## Component data from apps and pages

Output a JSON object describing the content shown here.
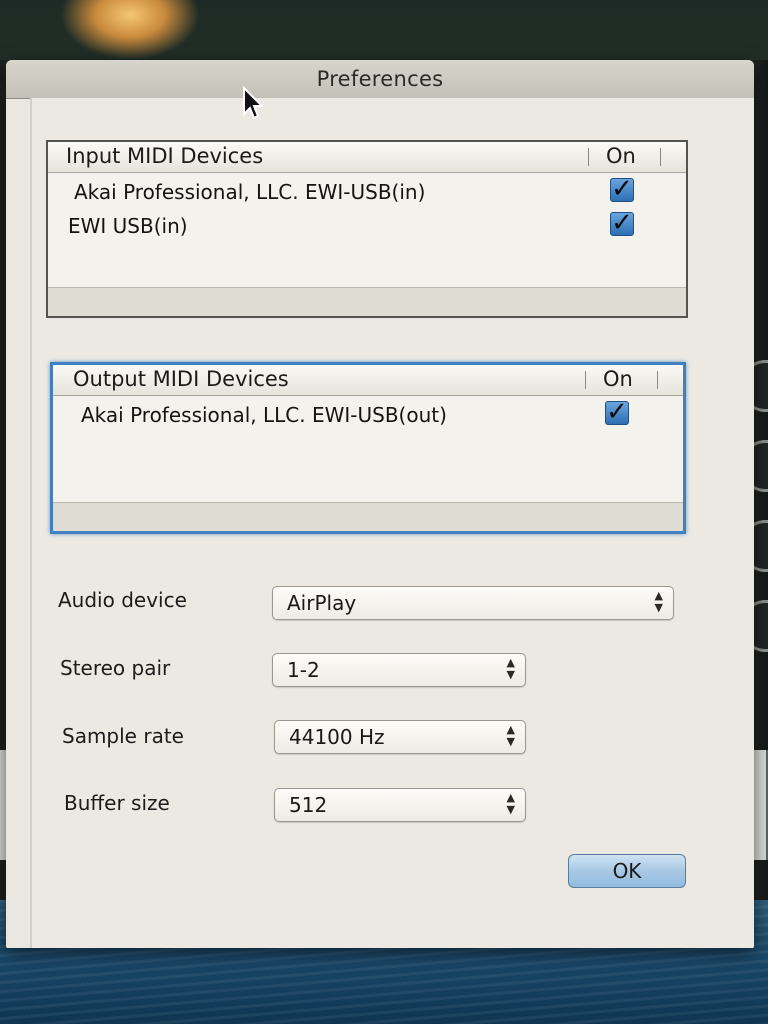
{
  "window": {
    "title": "Preferences"
  },
  "input_list": {
    "col_name": "Input MIDI Devices",
    "col_on": "On",
    "rows": [
      {
        "label": "Akai Professional, LLC. EWI-USB(in)",
        "checked": true
      },
      {
        "label": "EWI USB(in)",
        "checked": true
      }
    ]
  },
  "output_list": {
    "col_name": "Output MIDI Devices",
    "col_on": "On",
    "rows": [
      {
        "label": "Akai Professional, LLC. EWI-USB(out)",
        "checked": true
      }
    ]
  },
  "settings": {
    "audio_device": {
      "label": "Audio device",
      "value": "AirPlay"
    },
    "stereo_pair": {
      "label": "Stereo pair",
      "value": "1-2"
    },
    "sample_rate": {
      "label": "Sample rate",
      "value": "44100 Hz"
    },
    "buffer_size": {
      "label": "Buffer size",
      "value": "512"
    }
  },
  "buttons": {
    "ok": "OK"
  },
  "icons": {
    "check": "checkbox-checked-icon",
    "popup": "updown-arrows-icon",
    "cursor": "mouse-pointer-icon"
  },
  "colors": {
    "accent": "#3f7fc2",
    "checkbox": "#2e6fb3",
    "ok_button": "#a7c8e4"
  }
}
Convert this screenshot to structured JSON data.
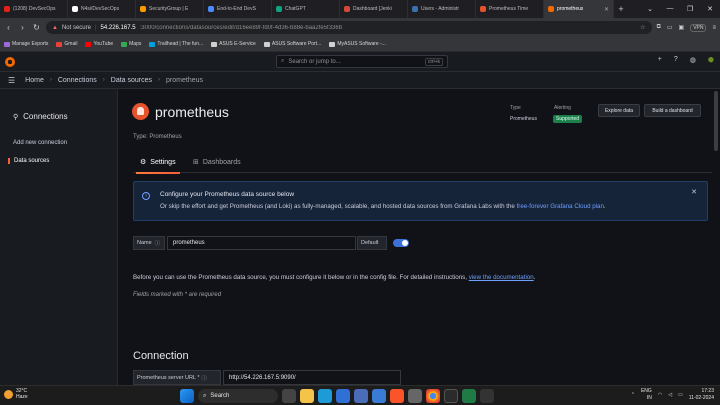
{
  "browser": {
    "tabs": [
      {
        "title": "(1208) DevSecOps",
        "color": "#e62117"
      },
      {
        "title": "N4si/DevSecOps",
        "color": "#ffffff"
      },
      {
        "title": "SecurityGroup | E",
        "color": "#ff9900"
      },
      {
        "title": "End-to-End DevS",
        "color": "#4a8cff"
      },
      {
        "title": "ChatGPT",
        "color": "#10a37f"
      },
      {
        "title": "Dashboard [Jenki",
        "color": "#d24939"
      },
      {
        "title": "Users - Administr",
        "color": "#3a6fb0"
      },
      {
        "title": "Prometheus Time",
        "color": "#e6522c"
      },
      {
        "title": "prometheus",
        "color": "#f46800"
      }
    ],
    "active_tab_index": 8,
    "new_tab": "+",
    "window_controls": [
      "⌄",
      "—",
      "❐",
      "✕"
    ],
    "address": {
      "not_secure": "Not secure",
      "host": "54.226.167.5",
      "path": ":3000/connections/datasources/edit/d16ee89f-fd0f-4d36-b88e-baa2fe5f336b"
    },
    "vpn": "VPN",
    "bookmarks": [
      {
        "label": "Manage Exports",
        "color": "#9c6ad8"
      },
      {
        "label": "Gmail",
        "color": "#ea4335"
      },
      {
        "label": "YouTube",
        "color": "#ff0000"
      },
      {
        "label": "Maps",
        "color": "#34a853"
      },
      {
        "label": "Trailhead | The fun...",
        "color": "#00a1e0"
      },
      {
        "label": "ASUS E-Service",
        "color": "#d0d0d0"
      },
      {
        "label": "ASUS Software Port...",
        "color": "#d0d0d0"
      },
      {
        "label": "MyASUS Software -...",
        "color": "#d0d0d0"
      }
    ]
  },
  "grafana": {
    "search_placeholder": "Search or jump to...",
    "search_shortcut": "ctrl+k",
    "breadcrumb": [
      "Home",
      "Connections",
      "Data sources",
      "prometheus"
    ],
    "sidebar": {
      "title": "Connections",
      "items": [
        {
          "label": "Add new connection",
          "active": false
        },
        {
          "label": "Data sources",
          "active": true
        }
      ]
    },
    "datasource": {
      "name": "prometheus",
      "type_line": "Type: Prometheus",
      "meta_type_label": "Type",
      "meta_type_value": "Prometheus",
      "meta_alerting_label": "Alerting",
      "meta_alerting_value": "Supported",
      "explore_button": "Explore data",
      "dashboard_button": "Build a dashboard"
    },
    "tabs": [
      {
        "label": "Settings",
        "active": true
      },
      {
        "label": "Dashboards",
        "active": false
      }
    ],
    "alert": {
      "title": "Configure your Prometheus data source below",
      "body": "Or skip the effort and get Prometheus (and Loki) as fully-managed, scalable, and hosted data sources from Grafana Labs with the ",
      "link": "free-forever Grafana Cloud plan",
      "body_end": "."
    },
    "name_field": {
      "label": "Name",
      "value": "prometheus"
    },
    "default_field": {
      "label": "Default",
      "enabled": true
    },
    "intro": {
      "text": "Before you can use the Prometheus data source, you must configure it below or in the config file. For detailed instructions, ",
      "link": "view the documentation",
      "end": "."
    },
    "required_note": "Fields marked with * are required",
    "connection": {
      "heading": "Connection",
      "url_label": "Prometheus server URL *",
      "url_value": "http://54.226.167.5:9090/"
    }
  },
  "taskbar": {
    "temp": "32°C",
    "weather": "Haze",
    "search": "Search",
    "lang1": "ENG",
    "lang2": "IN",
    "time": "17:23",
    "date": "11-02-2024"
  }
}
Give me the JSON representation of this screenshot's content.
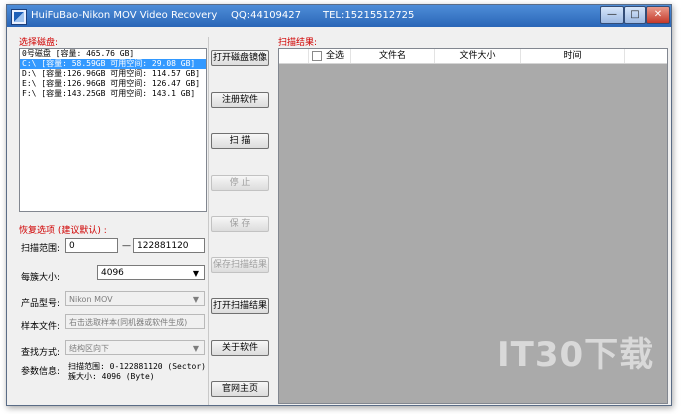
{
  "window": {
    "title_app": "HuiFuBao-Nikon MOV Video Recovery",
    "title_qq": "QQ:44109427",
    "title_tel": "TEL:15215512725",
    "minimize": "—",
    "maximize": "□",
    "close": "✕"
  },
  "disk_panel": {
    "label": "选择磁盘:",
    "items": [
      "0号磁盘 [容量: 465.76 GB]",
      "C:\\ [容量: 58.59GB 可用空间: 29.08 GB]",
      "D:\\ [容量:126.96GB 可用空间: 114.57 GB]",
      "E:\\ [容量:126.96GB 可用空间: 126.47 GB]",
      "F:\\ [容量:143.25GB 可用空间: 143.1 GB]"
    ],
    "selected_index": 1
  },
  "options": {
    "label": "恢复选项 (建议默认) :",
    "scan_range_label": "扫描范围:",
    "scan_start": "0",
    "range_dash": "—",
    "scan_end": "122881120",
    "cluster_label": "每簇大小:",
    "cluster_value": "4096",
    "model_label": "产品型号:",
    "model_value": "Nikon MOV",
    "sample_label": "样本文件:",
    "sample_value": "右击选取样本(同机器或软件生成)",
    "search_label": "查找方式:",
    "search_value": "结构区向下",
    "param_label": "参数信息:",
    "param_line1": "扫描范围: 0-122881120 (Sector)",
    "param_line2": "簇大小: 4096 (Byte)"
  },
  "buttons": {
    "open_image": "打开磁盘镜像",
    "register": "注册软件",
    "scan": "扫  描",
    "stop": "停  止",
    "save": "保  存",
    "save_results": "保存扫描结果",
    "open_results": "打开扫描结果",
    "about": "关于软件",
    "homepage": "官网主页"
  },
  "results": {
    "label": "扫描结果:",
    "columns": [
      "全选",
      "文件名",
      "文件大小",
      "时间"
    ]
  },
  "watermark": "IT30下载"
}
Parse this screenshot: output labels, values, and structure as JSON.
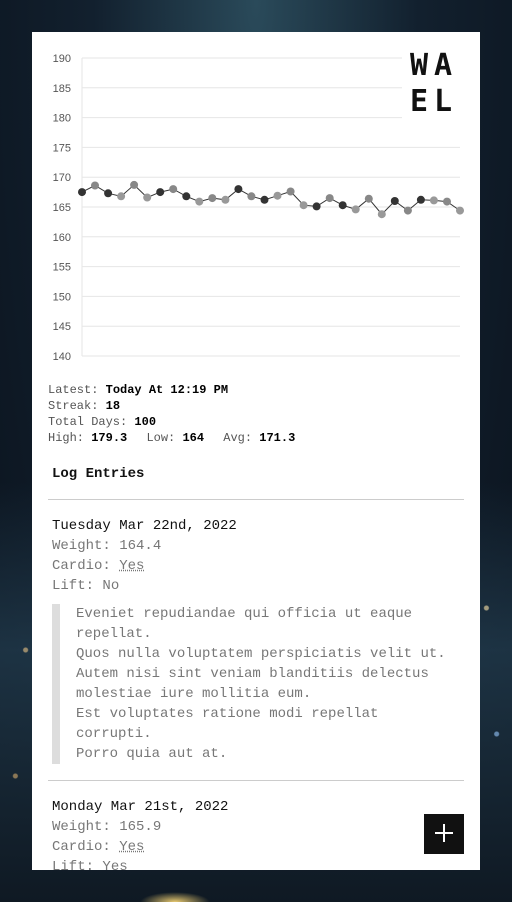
{
  "brand": {
    "logo_text": "WAEL"
  },
  "chart_data": {
    "type": "line",
    "yticks": [
      "190",
      "185",
      "180",
      "175",
      "170",
      "165",
      "160",
      "155",
      "150",
      "145",
      "140"
    ],
    "ylim": [
      140,
      190
    ],
    "grid": true,
    "series": [
      {
        "values": [
          167.5,
          168.6,
          167.3,
          166.8,
          168.7,
          166.6,
          167.5,
          168.0,
          166.8,
          165.9,
          166.5,
          166.2,
          168.0,
          166.8,
          166.2,
          166.9,
          167.6,
          165.3,
          165.1,
          166.5,
          165.3,
          164.6,
          166.4,
          163.8,
          166.0,
          164.4,
          166.2,
          166.1,
          165.9,
          164.4
        ]
      }
    ]
  },
  "stats": {
    "latest_label": "Latest:",
    "latest_value": "Today At 12:19 PM",
    "streak_label": "Streak:",
    "streak_value": "18",
    "total_label": "Total Days:",
    "total_value": "100",
    "high_label": "High:",
    "high_value": "179.3",
    "low_label": "Low:",
    "low_value": "164",
    "avg_label": "Avg:",
    "avg_value": "171.3"
  },
  "log": {
    "title": "Log Entries",
    "entries": [
      {
        "date": "Tuesday Mar 22nd, 2022",
        "weight_label": "Weight:",
        "weight": "164.4",
        "cardio_label": "Cardio:",
        "cardio": "Yes",
        "lift_label": "Lift:",
        "lift": "No",
        "notes": [
          "Eveniet repudiandae qui officia ut eaque repellat.",
          "Quos nulla voluptatem perspiciatis velit ut.",
          "Autem nisi sint veniam blanditiis delectus molestiae iure mollitia eum.",
          "Est voluptates ratione modi repellat corrupti.",
          "Porro quia aut at."
        ]
      },
      {
        "date": "Monday Mar 21st, 2022",
        "weight_label": "Weight:",
        "weight": "165.9",
        "cardio_label": "Cardio:",
        "cardio": "Yes",
        "lift_label": "Lift:",
        "lift": "Yes"
      }
    ]
  },
  "fab": {
    "icon": "plus-icon"
  }
}
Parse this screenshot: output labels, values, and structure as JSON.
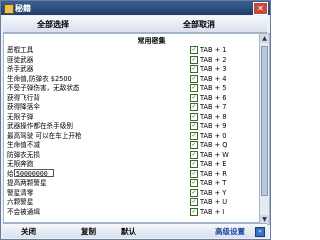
{
  "window": {
    "title": "秘籍",
    "close_glyph": "✕"
  },
  "top": {
    "select_all": "全部选择",
    "cancel_all": "全部取消"
  },
  "group": {
    "header": "常用密集"
  },
  "items": [
    {
      "label": "恶棍工具",
      "hotkey": "TAB + 1",
      "checked": true
    },
    {
      "label": "匪徒武器",
      "hotkey": "TAB + 2",
      "checked": true
    },
    {
      "label": "杀手武器",
      "hotkey": "TAB + 3",
      "checked": true
    },
    {
      "label": "生命值,防弹衣 $2500",
      "hotkey": "TAB + 4",
      "checked": true
    },
    {
      "label": "不受子弹伤害，无敌状态",
      "hotkey": "TAB + 5",
      "checked": true
    },
    {
      "label": "获得飞行背",
      "hotkey": "TAB + 6",
      "checked": true
    },
    {
      "label": "获得降落伞",
      "hotkey": "TAB + 7",
      "checked": true
    },
    {
      "label": "无限子弹",
      "hotkey": "TAB + 8",
      "checked": true
    },
    {
      "label": "武器操作都在杀手级别",
      "hotkey": "TAB + 9",
      "checked": true
    },
    {
      "label": "最高驾驶 可以在车上开枪",
      "hotkey": "TAB + 0",
      "checked": true
    },
    {
      "label": "生命值不减",
      "hotkey": "TAB + Q",
      "checked": true
    },
    {
      "label": "防弹衣无损",
      "hotkey": "TAB + W",
      "checked": true
    },
    {
      "label": "无限奔跑",
      "hotkey": "TAB + E",
      "checked": true
    },
    {
      "label": "给 $",
      "hotkey": "TAB + R",
      "checked": true,
      "input_value": "50000000"
    },
    {
      "label": "提高两颗警星",
      "hotkey": "TAB + T",
      "checked": true
    },
    {
      "label": "警星清零",
      "hotkey": "TAB + Y",
      "checked": true
    },
    {
      "label": "六颗警星",
      "hotkey": "TAB + U",
      "checked": true
    },
    {
      "label": "不会被通缉",
      "hotkey": "TAB + I",
      "checked": true
    }
  ],
  "scroll": {
    "up_glyph": "▲",
    "down_glyph": "▼"
  },
  "bottom": {
    "close": "关闭",
    "copy": "复制",
    "default": "默认",
    "advanced": "高级设置",
    "advanced_glyph": "»"
  },
  "colors": {
    "titlebar": "#1f3d6b",
    "check": "#1e7a1e",
    "advanced_link": "#1a3f9c"
  }
}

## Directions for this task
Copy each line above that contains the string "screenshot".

## Solution to this task
Convert this screenshot to structured JSON data.
Give me the JSON representation of this screenshot's content.
Parse this screenshot: output labels, values, and structure as JSON.
Parse this screenshot: output labels, values, and structure as JSON.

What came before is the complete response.